We take a look at what is being said about the new musical based on the novel by Sue Monk Kidd, now playing at the Almeida Theatre until the 27th May 2023.

(c)Marc Brenner

Broadway World: **** “Overall, The Secret Life of Bees is a production that will resonate strongly with audiences of all ages.”

The Stage: *** “Songs carry the emotion in an ambitious musical of friendship and the American civil rights struggle that lacks subtext.”

Time Out: *** “With its honied musical textures, rich lighting, some beautiful design from Soutra Gilmour – I could look at the honeycombs all day – and heartfelt intersectionalism, ‘The Secret Life of Bees’ has a lot going for it. But slow pacing and a muted protagonist means it never gets out of first gear – worth you time, but as bees go it’s more bumble than killer.”

The Guardian: **** “There is a honeyed tone to the drama that could be dreadfully schmaltzy but here passes for sweetness. Some characters are reduced to types, especially the vulnerable Lily (beautifully performed by Worthington-Cox nonetheless) and her abusive father, T-Ray (Mark Meadows). The story meanders, comes to a standstill at times and leaves loose threads. What is surprising is that none of this matters. Come for the music. Go home in awe.”

The Telegraph: **** “This adaptation of Sue Monk Kidd’s 2001 novel, set against the background of the civil rights movement, has charm and warmth to spare.”

WhatsOnStage: **** “This is a company in tune with each other in every sense, and a production that in the end is impossible to resist. I’m not convinced the show will prove a mainstream success, short as it is on knock-out tunes, but it’s a highly enjoyable chamber piece that speaks to issues we still see rumbling on today (scenes of racist police brutality are particularly evocative). It may be a wholly American story, but it should rightly make a buzz on this side of the pond.”

Evening Standard: *** “Frankly, any show that addresses racism and the legacy of slavery is welcome right now, when so many voices seek to deny or downplay both issues. The Secret Life of Bees embraces many troubling tropes, mixes them all up in a musical bran tub, and – I think – synthesises something new. See for yourself: you certainly won’t be bored.”

The Independent: **** “The novel is plotty, but playwright Lynn Nottage’s update makes some smart tweaks, altering aspects that could have jarred, and emphasising the political context. But the truest pleasure is Duncan Sheik’s score, with lyrics by Sue Birkenhead, and how gorgeously it is sung by this cast.”

West End Best Friend: **** “The songs themselves, with music by Duncan Sheik and lyrics from Susan Birkenhead, provide a wonderful wave of emotion that soars around the venue. Though few of the songs themselves are instantly memorable, the way they make you feel stays with you. And isn’t that what’s more important? The songs crafted feel confident and necessary in their place in the production. It’s clear that this story hasn’t been made a musical for the sake of it and careful consideration has gone into blending book and music as one cohesive production.”
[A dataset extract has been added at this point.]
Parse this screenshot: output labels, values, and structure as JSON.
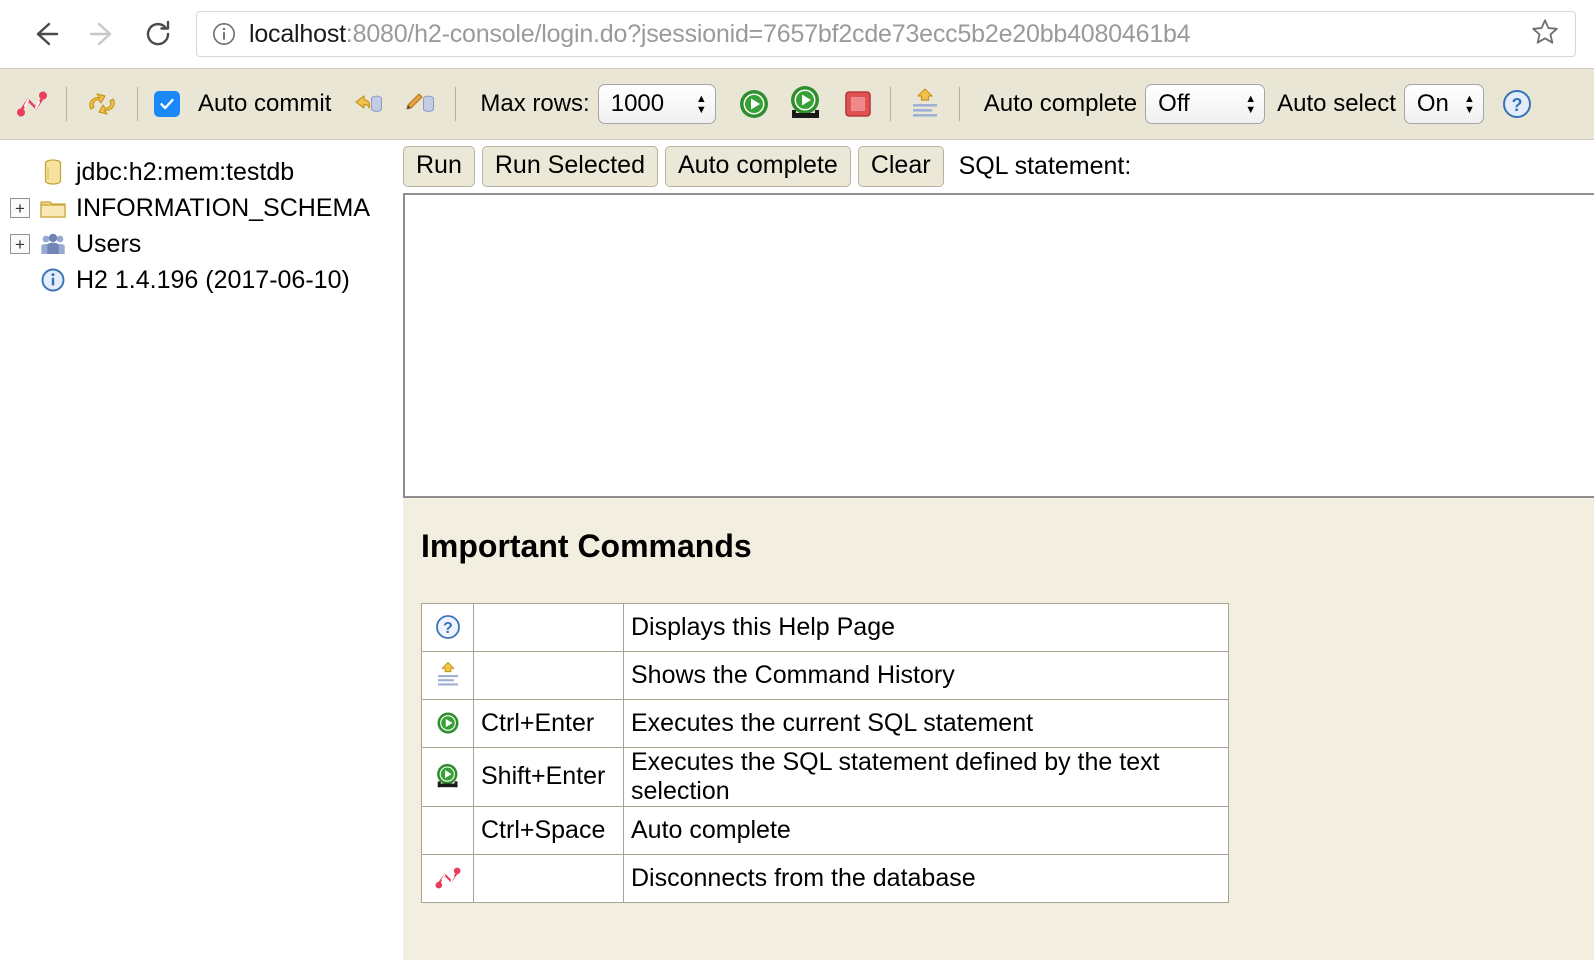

Lost in Theatreland: **** “Duncan Sheik’s music and Susan Birkenhead’s lyrics are what make this show remarkable. I don’t think there was a single song that didn’t give me goosebumps. I could watch ‘Tek a Hol a My Sol’ over and over, where the Daughters of Mary (Madeline Charlemagne, Shekinah McFarlane, Christine Symone) give the most passionate performance I have ever seen.”

The Reviews Hub: **** “Soutra Gilmour’s revolving set, a barebones wooden frame of a southern country home, is beautifully lit in honeycomb shades by Neil Austin. Queen Jean’s costumes, soft yellows, amber, chestnut, and coffee browns are pitch perfect. It there is justice in the world the Almeida should have a hit on its hands here. This is an unmissable serving of fresh and joyful theatre.”

iNews: **** “Worthington-Cox and Omonua make a fine central pairing; when their voices blend and soar the result is exquisite. The book was criticised in some quarters for foregrounding Lily’s story and that issue persists here. Nonetheless, Worthington-Cox is a pleasure to watch as Lily traces a tentative arc from fear to openness, her delicate face lighting up with love and acceptance.”

Musical Theatre Review: **** “To that end, Rachel John emerges as the true star of The Secret Life of Bees. In her hands, the kindly matriarchal figure of August Boatwright becomes something more powerful. The leader of a group of women who worship a status of the Virgin Mary as a Black woman, John’s August becomes almost deified herself.”

Culture Whisper: *** “Nottage’s book isn’t an exact replica of the plot in Kidd’s novel. It’s lighter in places but also brings the era’s Black oppression to the fore.”

Theatre Cat: “Its always an exhilarating thing when a show gets you going early with its musical energy and defiant storytelling, but then loses you for a while (what IS this unsettling hysterical ritual round the statue of the black Virgin Mary?) but then strikingly , memorably ,redeems itself until you want to cheer it.”

The Secret Life of Bees continues to play at the Almeida Theatre until the 27th May 2023.


%d bloggers like this: